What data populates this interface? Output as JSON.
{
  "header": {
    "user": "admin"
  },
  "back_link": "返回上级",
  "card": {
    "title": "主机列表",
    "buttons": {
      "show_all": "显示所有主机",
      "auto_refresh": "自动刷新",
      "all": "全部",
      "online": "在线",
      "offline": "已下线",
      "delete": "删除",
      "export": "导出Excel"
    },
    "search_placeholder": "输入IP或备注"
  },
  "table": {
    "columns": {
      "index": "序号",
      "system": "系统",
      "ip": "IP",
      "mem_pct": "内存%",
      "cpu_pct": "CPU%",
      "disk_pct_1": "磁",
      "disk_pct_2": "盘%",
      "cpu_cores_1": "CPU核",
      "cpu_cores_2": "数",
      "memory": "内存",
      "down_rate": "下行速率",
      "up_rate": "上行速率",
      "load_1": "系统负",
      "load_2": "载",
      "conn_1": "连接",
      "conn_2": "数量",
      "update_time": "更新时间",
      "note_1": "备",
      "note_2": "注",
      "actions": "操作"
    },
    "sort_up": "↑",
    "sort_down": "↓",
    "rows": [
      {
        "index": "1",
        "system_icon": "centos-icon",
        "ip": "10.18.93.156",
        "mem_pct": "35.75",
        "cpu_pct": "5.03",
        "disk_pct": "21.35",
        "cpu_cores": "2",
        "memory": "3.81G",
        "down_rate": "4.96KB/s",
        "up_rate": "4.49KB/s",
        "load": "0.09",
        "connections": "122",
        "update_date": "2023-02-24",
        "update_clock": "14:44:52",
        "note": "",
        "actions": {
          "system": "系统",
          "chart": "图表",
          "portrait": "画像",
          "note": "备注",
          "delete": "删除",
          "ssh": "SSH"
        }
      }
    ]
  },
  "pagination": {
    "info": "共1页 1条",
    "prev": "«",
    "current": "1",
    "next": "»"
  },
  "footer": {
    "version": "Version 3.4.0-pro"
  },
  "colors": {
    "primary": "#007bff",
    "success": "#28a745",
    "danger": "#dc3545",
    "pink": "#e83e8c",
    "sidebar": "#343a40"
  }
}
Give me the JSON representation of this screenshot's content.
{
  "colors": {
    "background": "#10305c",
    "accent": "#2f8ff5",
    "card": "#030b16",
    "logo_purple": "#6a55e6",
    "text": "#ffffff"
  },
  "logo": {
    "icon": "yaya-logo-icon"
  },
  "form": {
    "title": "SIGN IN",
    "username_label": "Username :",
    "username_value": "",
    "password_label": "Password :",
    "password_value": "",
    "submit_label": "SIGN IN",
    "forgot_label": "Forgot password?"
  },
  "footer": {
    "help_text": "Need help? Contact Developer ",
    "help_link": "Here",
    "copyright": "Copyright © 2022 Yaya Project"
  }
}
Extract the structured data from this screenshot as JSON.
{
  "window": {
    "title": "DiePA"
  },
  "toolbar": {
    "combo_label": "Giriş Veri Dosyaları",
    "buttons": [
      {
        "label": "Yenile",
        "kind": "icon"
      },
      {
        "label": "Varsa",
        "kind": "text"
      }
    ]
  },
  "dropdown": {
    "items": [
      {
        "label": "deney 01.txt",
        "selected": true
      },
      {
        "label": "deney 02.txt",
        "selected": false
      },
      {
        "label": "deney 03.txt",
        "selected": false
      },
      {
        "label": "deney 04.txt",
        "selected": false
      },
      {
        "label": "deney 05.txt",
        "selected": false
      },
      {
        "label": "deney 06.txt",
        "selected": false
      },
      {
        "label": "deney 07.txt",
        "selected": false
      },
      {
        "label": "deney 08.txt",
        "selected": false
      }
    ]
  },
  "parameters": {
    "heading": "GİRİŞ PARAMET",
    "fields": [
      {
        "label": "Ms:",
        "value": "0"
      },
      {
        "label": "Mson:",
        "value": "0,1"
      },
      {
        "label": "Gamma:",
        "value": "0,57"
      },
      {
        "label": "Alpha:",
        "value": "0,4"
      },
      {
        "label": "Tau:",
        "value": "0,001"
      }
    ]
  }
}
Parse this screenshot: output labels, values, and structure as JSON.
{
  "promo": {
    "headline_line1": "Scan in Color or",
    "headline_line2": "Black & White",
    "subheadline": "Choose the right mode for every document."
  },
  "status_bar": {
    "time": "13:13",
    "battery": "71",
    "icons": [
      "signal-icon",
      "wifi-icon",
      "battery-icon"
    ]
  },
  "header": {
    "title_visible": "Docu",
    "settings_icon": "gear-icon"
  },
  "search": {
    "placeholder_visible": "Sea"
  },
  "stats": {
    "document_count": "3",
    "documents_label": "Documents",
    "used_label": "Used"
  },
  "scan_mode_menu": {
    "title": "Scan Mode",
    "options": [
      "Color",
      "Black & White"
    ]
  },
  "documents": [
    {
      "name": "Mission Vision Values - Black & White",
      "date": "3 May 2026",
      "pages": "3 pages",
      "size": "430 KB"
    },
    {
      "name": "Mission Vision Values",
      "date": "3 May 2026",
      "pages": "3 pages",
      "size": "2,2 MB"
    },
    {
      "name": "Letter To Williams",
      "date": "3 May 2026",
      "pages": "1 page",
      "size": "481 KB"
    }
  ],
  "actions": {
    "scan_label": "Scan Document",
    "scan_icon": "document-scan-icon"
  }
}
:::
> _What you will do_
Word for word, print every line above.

> _Exercise output_
What data populates this interface? Output as JSON.
{
  "header": {
    "user": "admin"
  },
  "back_link": "返回上级",
  "card": {
    "title": "主机列表",
    "buttons": {
      "show_all": "显示所有主机",
      "auto_refresh": "自动刷新",
      "all": "全部",
      "online": "在线",
      "offline": "已下线",
      "delete": "删除",
      "export": "导出Excel"
    },
    "search_placeholder": "输入IP或备注"
  },
  "table": {
    "columns": {
      "index": "序号",
      "system": "系统",
      "ip": "IP",
      "mem_pct": "内存%",
      "cpu_pct": "CPU%",
      "disk_pct_1": "磁",
      "disk_pct_2": "盘%",
      "cpu_cores_1": "CPU核",
      "cpu_cores_2": "数",
      "memory": "内存",
      "down_rate": "下行速率",
      "up_rate": "上行速率",
      "load_1": "系统负",
      "load_2": "载",
      "conn_1": "连接",
      "conn_2": "数量",
      "update_time": "更新时间",
      "note_1": "备",
      "note_2": "注",
      "actions": "操作"
    },
    "sort_up": "↑",
    "sort_down": "↓",
    "rows": [
      {
        "index": "1",
        "system_icon": "centos-icon",
        "ip": "10.18.93.156",
        "mem_pct": "35.75",
        "cpu_pct": "5.03",
        "disk_pct": "21.35",
        "cpu_cores": "2",
        "memory": "3.81G",
        "down_rate": "4.96KB/s",
        "up_rate": "4.49KB/s",
        "load": "0.09",
        "connections": "122",
        "update_date": "2023-02-24",
        "update_clock": "14:44:52",
        "note": "",
        "actions": {
          "system": "系统",
          "chart": "图表",
          "portrait": "画像",
          "note": "备注",
          "delete": "删除",
          "ssh": "SSH"
        }
      }
    ]
  },
  "pagination": {
    "info": "共1页 1条",
    "prev": "«",
    "current": "1",
    "next": "»"
  },
  "footer": {
    "version": "Version 3.4.0-pro"
  },
  "colors": {
    "primary": "#007bff",
    "success": "#28a745",
    "danger": "#dc3545",
    "pink": "#e83e8c",
    "sidebar": "#343a40"
  }
}
Give me the JSON representation of this screenshot's content.
{
  "colors": {
    "background": "#10305c",
    "accent": "#2f8ff5",
    "card": "#030b16",
    "logo_purple": "#6a55e6",
    "text": "#ffffff"
  },
  "logo": {
    "icon": "yaya-logo-icon"
  },
  "form": {
    "title": "SIGN IN",
    "username_label": "Username :",
    "username_value": "",
    "password_label": "Password :",
    "password_value": "",
    "submit_label": "SIGN IN",
    "forgot_label": "Forgot password?"
  },
  "footer": {
    "help_text": "Need help? Contact Developer ",
    "help_link": "Here",
    "copyright": "Copyright © 2022 Yaya Project"
  }
}
Extract the structured data from this screenshot as JSON.
{
  "window": {
    "title": "DiePA"
  },
  "toolbar": {
    "combo_label": "Giriş Veri Dosyaları",
    "buttons": [
      {
        "label": "Yenile",
        "kind": "icon"
      },
      {
        "label": "Varsa",
        "kind": "text"
      }
    ]
  },
  "dropdown": {
    "items": [
      {
        "label": "deney 01.txt",
        "selected": true
      },
      {
        "label": "deney 02.txt",
        "selected": false
      },
      {
        "label": "deney 03.txt",
        "selected": false
      },
      {
        "label": "deney 04.txt",
        "selected": false
      },
      {
        "label": "deney 05.txt",
        "selected": false
      },
      {
        "label": "deney 06.txt",
        "selected": false
      },
      {
        "label": "deney 07.txt",
        "selected": false
      },
      {
        "label": "deney 08.txt",
        "selected": false
      }
    ]
  },
  "parameters": {
    "heading": "GİRİŞ PARAMET",
    "fields": [
      {
        "label": "Ms:",
        "value": "0"
      },
      {
        "label": "Mson:",
        "value": "0,1"
      },
      {
        "label": "Gamma:",
        "value": "0,57"
      },
      {
        "label": "Alpha:",
        "value": "0,4"
      },
      {
        "label": "Tau:",
        "value": "0,001"
      }
    ]
  }
}
Parse this screenshot: output labels, values, and structure as JSON.
{
  "promo": {
    "headline_line1": "Scan in Color or",
    "headline_line2": "Black & White",
    "subheadline": "Choose the right mode for every document."
  },
  "status_bar": {
    "time": "13:13",
    "battery": "71",
    "icons": [
      "signal-icon",
      "wifi-icon",
      "battery-icon"
    ]
  },
  "header": {
    "title_visible": "Docu",
    "settings_icon": "gear-icon"
  },
  "search": {
    "placeholder_visible": "Sea"
  },
  "stats": {
    "document_count": "3",
    "documents_label": "Documents",
    "used_label": "Used"
  },
  "scan_mode_menu": {
    "title": "Scan Mode",
    "options": [
      "Color",
      "Black & White"
    ]
  },
  "documents": [
    {
      "name": "Mission Vision Values - Black & White",
      "date": "3 May 2026",
      "pages": "3 pages",
      "size": "430 KB"
    },
    {
      "name": "Mission Vision Values",
      "date": "3 May 2026",
      "pages": "3 pages",
      "size": "2,2 MB"
    },
    {
      "name": "Letter To Williams",
      "date": "3 May 2026",
      "pages": "1 page",
      "size": "481 KB"
    }
  ],
  "actions": {
    "scan_label": "Scan Document",
    "scan_icon": "document-scan-icon"
  }
}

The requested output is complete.